■ Supplied entries:
========================================

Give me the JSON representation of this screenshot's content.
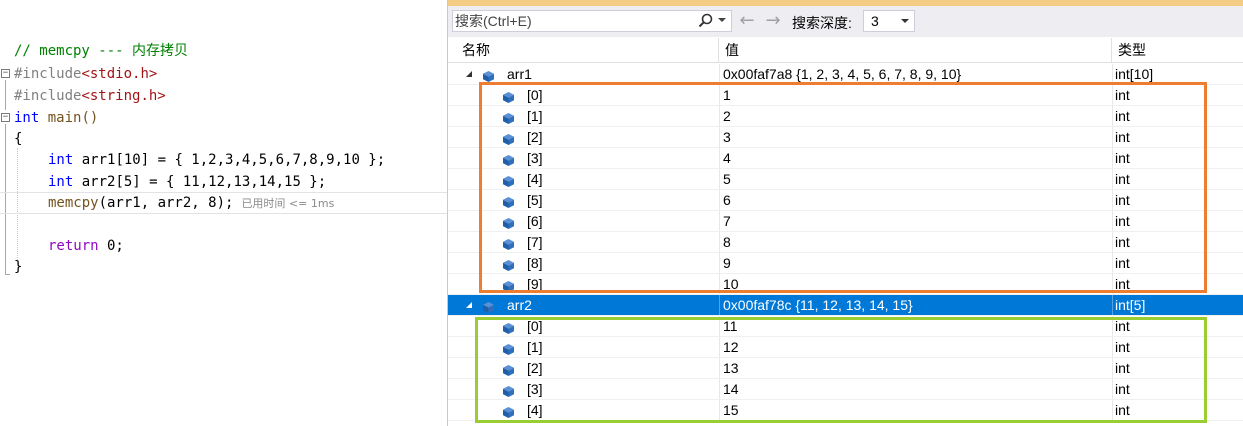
{
  "editor": {
    "comment": "// memcpy --- 内存拷贝",
    "include1": {
      "directive": "#include",
      "file": "<stdio.h>"
    },
    "include2": {
      "directive": "#include",
      "file": "<string.h>"
    },
    "main_kw": "int",
    "main_sig": " main()",
    "open_brace": "{",
    "decl1": {
      "kw": "int",
      "rest": " arr1[10] = { 1,2,3,4,5,6,7,8,9,10 };"
    },
    "decl2": {
      "kw": "int",
      "rest": " arr2[5] = { 11,12,13,14,15 };"
    },
    "call": {
      "fn": "memcpy",
      "rest": "(arr1, arr2, 8);",
      "perf_tip": "已用时间 <= 1ms"
    },
    "ret": {
      "kw": "return",
      "rest": " 0;"
    },
    "close_brace": "}"
  },
  "watch": {
    "search_placeholder": "搜索(Ctrl+E)",
    "back_arrow": "←",
    "forward_arrow": "→",
    "depth_label": "搜索深度:",
    "depth_value": "3",
    "columns": {
      "name": "名称",
      "value": "值",
      "type": "类型"
    },
    "arr1": {
      "name": "arr1",
      "value": "0x00faf7a8 {1, 2, 3, 4, 5, 6, 7, 8, 9, 10}",
      "type": "int[10]"
    },
    "arr1_items": [
      {
        "name": "[0]",
        "value": "1",
        "type": "int"
      },
      {
        "name": "[1]",
        "value": "2",
        "type": "int"
      },
      {
        "name": "[2]",
        "value": "3",
        "type": "int"
      },
      {
        "name": "[3]",
        "value": "4",
        "type": "int"
      },
      {
        "name": "[4]",
        "value": "5",
        "type": "int"
      },
      {
        "name": "[5]",
        "value": "6",
        "type": "int"
      },
      {
        "name": "[6]",
        "value": "7",
        "type": "int"
      },
      {
        "name": "[7]",
        "value": "8",
        "type": "int"
      },
      {
        "name": "[8]",
        "value": "9",
        "type": "int"
      },
      {
        "name": "[9]",
        "value": "10",
        "type": "int"
      }
    ],
    "arr2": {
      "name": "arr2",
      "value": "0x00faf78c {11, 12, 13, 14, 15}",
      "type": "int[5]"
    },
    "arr2_items": [
      {
        "name": "[0]",
        "value": "11",
        "type": "int"
      },
      {
        "name": "[1]",
        "value": "12",
        "type": "int"
      },
      {
        "name": "[2]",
        "value": "13",
        "type": "int"
      },
      {
        "name": "[3]",
        "value": "14",
        "type": "int"
      },
      {
        "name": "[4]",
        "value": "15",
        "type": "int"
      }
    ]
  },
  "colors": {
    "selection": "#0078d7",
    "arr1_highlight": "#ed7d31",
    "arr2_highlight": "#9acd32",
    "icon_blue": "#1f5fa8"
  }
}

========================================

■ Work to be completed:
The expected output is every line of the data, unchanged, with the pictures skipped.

■ Solution to the problem:
Give me the JSON representation of this screenshot's content.
{
  "editor": {
    "comment": "// memcpy --- 内存拷贝",
    "include1": {
      "directive": "#include",
      "file": "<stdio.h>"
    },
    "include2": {
      "directive": "#include",
      "file": "<string.h>"
    },
    "main_kw": "int",
    "main_sig": " main()",
    "open_brace": "{",
    "decl1": {
      "kw": "int",
      "rest": " arr1[10] = { 1,2,3,4,5,6,7,8,9,10 };"
    },
    "decl2": {
      "kw": "int",
      "rest": " arr2[5] = { 11,12,13,14,15 };"
    },
    "call": {
      "fn": "memcpy",
      "rest": "(arr1, arr2, 8);",
      "perf_tip": "已用时间 <= 1ms"
    },
    "ret": {
      "kw": "return",
      "rest": " 0;"
    },
    "close_brace": "}"
  },
  "watch": {
    "search_placeholder": "搜索(Ctrl+E)",
    "back_arrow": "←",
    "forward_arrow": "→",
    "depth_label": "搜索深度:",
    "depth_value": "3",
    "columns": {
      "name": "名称",
      "value": "值",
      "type": "类型"
    },
    "arr1": {
      "name": "arr1",
      "value": "0x00faf7a8 {1, 2, 3, 4, 5, 6, 7, 8, 9, 10}",
      "type": "int[10]"
    },
    "arr1_items": [
      {
        "name": "[0]",
        "value": "1",
        "type": "int"
      },
      {
        "name": "[1]",
        "value": "2",
        "type": "int"
      },
      {
        "name": "[2]",
        "value": "3",
        "type": "int"
      },
      {
        "name": "[3]",
        "value": "4",
        "type": "int"
      },
      {
        "name": "[4]",
        "value": "5",
        "type": "int"
      },
      {
        "name": "[5]",
        "value": "6",
        "type": "int"
      },
      {
        "name": "[6]",
        "value": "7",
        "type": "int"
      },
      {
        "name": "[7]",
        "value": "8",
        "type": "int"
      },
      {
        "name": "[8]",
        "value": "9",
        "type": "int"
      },
      {
        "name": "[9]",
        "value": "10",
        "type": "int"
      }
    ],
    "arr2": {
      "name": "arr2",
      "value": "0x00faf78c {11, 12, 13, 14, 15}",
      "type": "int[5]"
    },
    "arr2_items": [
      {
        "name": "[0]",
        "value": "11",
        "type": "int"
      },
      {
        "name": "[1]",
        "value": "12",
        "type": "int"
      },
      {
        "name": "[2]",
        "value": "13",
        "type": "int"
      },
      {
        "name": "[3]",
        "value": "14",
        "type": "int"
      },
      {
        "name": "[4]",
        "value": "15",
        "type": "int"
      }
    ]
  },
  "colors": {
    "selection": "#0078d7",
    "arr1_highlight": "#ed7d31",
    "arr2_highlight": "#9acd32",
    "icon_blue": "#1f5fa8"
  }
}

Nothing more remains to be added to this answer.